Weekends are better. On Saturday and Sunday when I hear the first wind up trill of the word Daddy I lovingly kick Jeremy's ankle and mumble, "You're being paged." Then I roll over and pretend it's someone else's problem. Because it is. Because if Jeremy is anywhere in the house Elisabeth will find him. Her birth marked the end of sleeping in, as far as Jeremy is concerned. I really do feel sorry for the guy, but nothing I can do is going to relieve the burden of being The Chosen Parent. And come Monday I've got my own problems.
Garfield had it right. Mondays are hideous and lately I've been making a big effort to correct that problem. On Sunday evening I refuse to go to bed with crusty dishes piled up in the sink. I ask my girls to lay out their school clothes, I double check my calendar to be sure I know exactly what's supposed to happen on Monday, and I try to go to bed early.
But come 6:45 am my "alarm" begins to screech and there is nothing I can do to make the situation right for Elisabeth.

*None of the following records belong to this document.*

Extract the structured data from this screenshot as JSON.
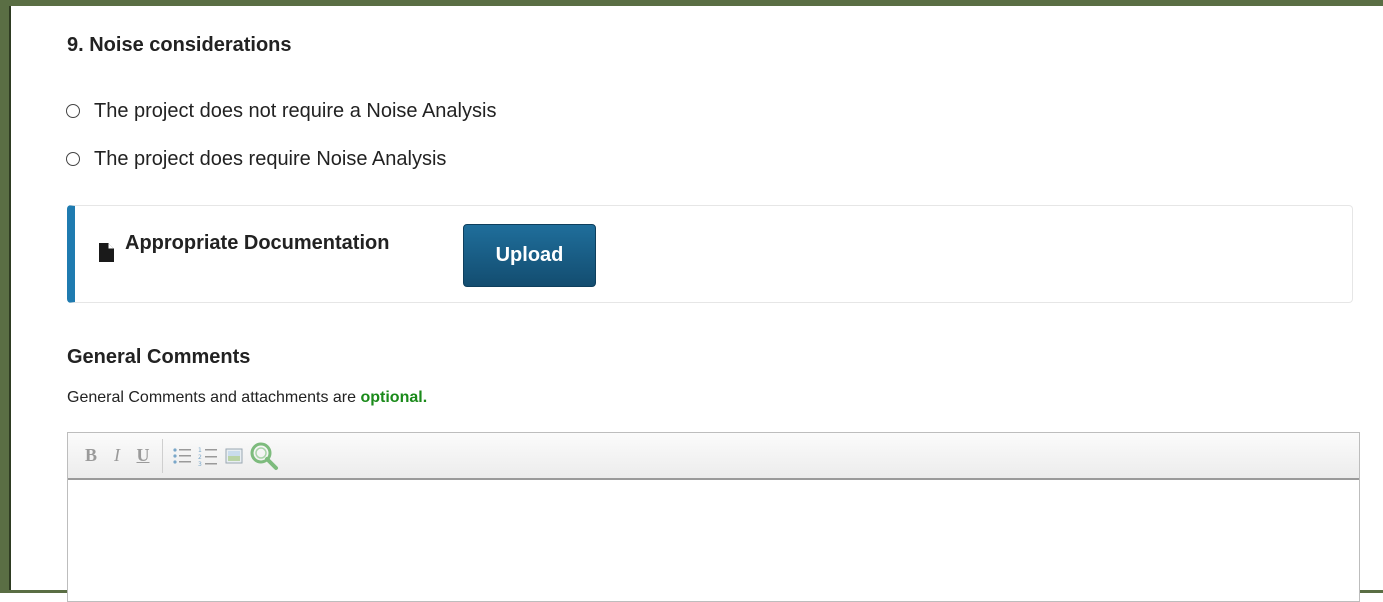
{
  "section": {
    "title": "9. Noise considerations",
    "options": [
      {
        "label": "The project does not require a Noise Analysis",
        "selected": false
      },
      {
        "label": "The project does require Noise Analysis",
        "selected": false
      }
    ]
  },
  "documentation": {
    "icon": "file-icon",
    "label": "Appropriate Documentation",
    "upload_label": "Upload",
    "accent_color": "#1f7bb0"
  },
  "general_comments": {
    "title": "General Comments",
    "note_prefix": "General Comments and attachments are",
    "note_emphasis": "optional.",
    "emphasis_color": "#1a8a1a"
  },
  "editor": {
    "toolbar": [
      {
        "name": "bold-button",
        "glyph": "B"
      },
      {
        "name": "italic-button",
        "glyph": "I"
      },
      {
        "name": "underline-button",
        "glyph": "U"
      },
      {
        "name": "bullet-list-icon",
        "glyph": ""
      },
      {
        "name": "numbered-list-icon",
        "glyph": ""
      },
      {
        "name": "image-icon",
        "glyph": ""
      },
      {
        "name": "magnifier-icon",
        "glyph": ""
      }
    ],
    "content": ""
  }
}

Her dad has returned to work. He slips out of the house into the darkness of the early morning while his girls are still sleeping, and as the remaining parent I'm apparently responsible for this injustice. I've taken to lifting Elisabeth out of her crib, doing my best to dodge her punches and kicks, and leaving her on her bedroom floor to console herself. It's a workable routine. I go downstairs and make breakfast while she cries herself hoarse and thrashes around upstairs for awhile. It's usually the smell of hot food that lures her down to the table.
In my life I've woken up on Monday mornings to face the reality of working full time, going to school full time and working part time, and being left home alone with a house full of kids. You can't compare apples to grapes, but what I know is that regardless of what my day looks like, Mondays are hard. You can get kicked in the face by your toddler or spend two hours reassuring a disgruntled employee. Does it matter? The longing to be air lifted out of the mess and dropped onto your sofa, preferably in your sweat pants with little elves standing by to bring you cold drinks and little cakes with chocolate frosting is universal. When I worked I often spent Monday morning wishing I could quit. When I quit I often spent Monday morning looking at my online bank statements and wishing I worked. Come to think of it, I think I've spent most Monday mornings wishing myself somewhere else. I like what I do and I like where I am...but I don't see my wishing well disappearing anytime soon. Mondays are hard.

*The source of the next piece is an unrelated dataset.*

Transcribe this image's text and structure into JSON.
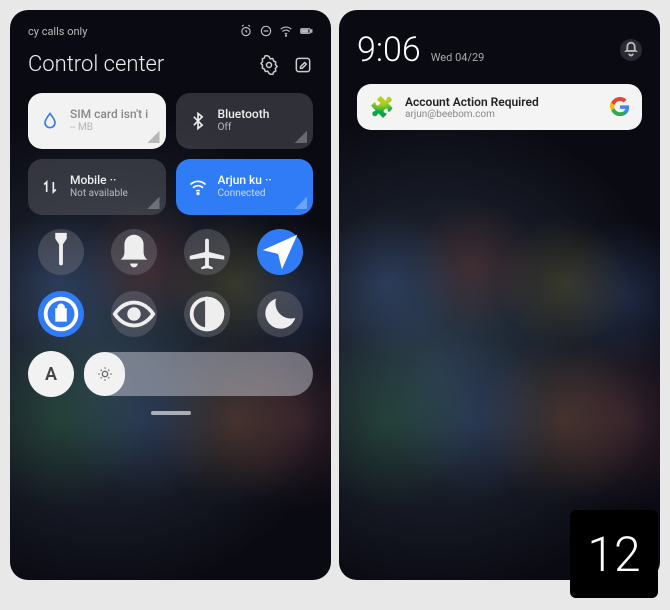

When I had two little girls under the age of three we had some friends over on a Sunday evening. As they prepared to go home they groaned, thinking aloud that Monday morning would come quickly. I know what you mean, I said. They looked puzzled. They didn't have children and from a distance my life appeared as one of those little tupperware containers that keep everything fresh. I could see myself through their I haven't had kids yet goggles. The view conjured picnics at the park and steaming bowls of homemade macaroni and cheese. There's nothing about getting kicked in the face in those sort of pre-parenthood fantasies. One of them finally mustered a response. But you don't have a job. You can do whatever you want tomorrow, can't you? I wanted to hug them for the innocence of that remark. It takes having a child to know that your time will never be your own again, or so it will feel for many, many years.
My sister has been enduring an unreasonable amount of job-related stress in her life. Today she told me that every Sunday evening she cries before she goes to bed. I wanted to look her squarely in the face (through the telephone of course) and say I know. Everyone feels that way sometimes. Your Mondays will get better soon. After we hung up I stood looking out the window for a while, thinking about how the hard times feel relentless. The days keep coming at you on schedule, the sun rises and Monday returns whether you want it to or not. This all feels very doom and gloom until you remember that one day you will wake up on a Monday morning and realize you aren't feeling slick with dread because you don't work for that company anymore. Or maybe you do, but they've given you a dazzling raise and relocated you to the London office. Or you will wake up and find the house quiet except for the happy thrum of heavy breathing because everyone in the house except for you is still asleep.
What I really should have told my sister is that she should wipe her Sunday night blues away with a dishrag and then use it to make her kitchen counters shine. I cannot emphasize enough the positive effect a clean kitchen can have on starting a new day. And once she's done scrubbing away her anxiety she should make a mug of hot chocolate and put on her oldest, softest, most beloved pajamas and curl up on her couch with a candle lit nearby. When she finally heads off to bed she should take a moment to pull an outfit out of her closet and lay it out for the morning, and she should fall asleep thinking about which country she would buy first if all the countries in the world were suddenly on the market, conveniently within her price range. None of these suggestions are prize winning solutions, but when you're stuck in the Monday morning rut sometimes the solution is simply coping. Change usually arrives on its own accord.